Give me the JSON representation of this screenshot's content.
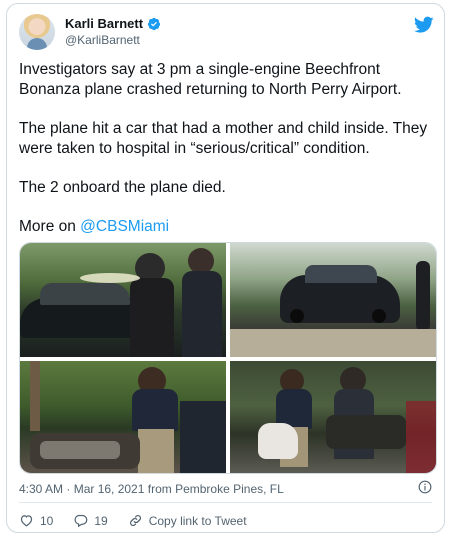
{
  "author": {
    "name": "Karli Barnett",
    "handle": "@KarliBarnett"
  },
  "tweet": {
    "paragraphs": [
      "Investigators say at 3 pm a single-engine Beechfront Bonanza plane crashed returning to North Perry Airport.",
      "The plane hit a car that had a mother and child inside. They were taken to hospital in “serious/critical” condition.",
      "The 2 onboard the plane died."
    ],
    "more_prefix": "More on ",
    "mention": "@CBSMiami"
  },
  "meta": {
    "timestamp": "4:30 AM · Mar 16, 2021 from Pembroke Pines, FL"
  },
  "actions": {
    "likes": "10",
    "replies": "19",
    "copy_link": "Copy link to Tweet"
  },
  "colors": {
    "accent": "#1d9bf0",
    "like": "#536471"
  },
  "icons": {
    "verified": "verified-badge-icon",
    "brand": "twitter-bird-icon",
    "info": "info-icon",
    "like": "heart-icon",
    "reply": "reply-bubble-icon",
    "share": "link-icon"
  }
}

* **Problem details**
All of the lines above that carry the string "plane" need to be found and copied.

* **Finished task**
      "Investigators say at 3 pm a single-engine Beechfront Bonanza plane crashed returning to North Perry Airport.",
      "The plane hit a car that had a mother and child inside. They were taken to hospital in “serious/critical” condition.",
      "The 2 onboard the plane died."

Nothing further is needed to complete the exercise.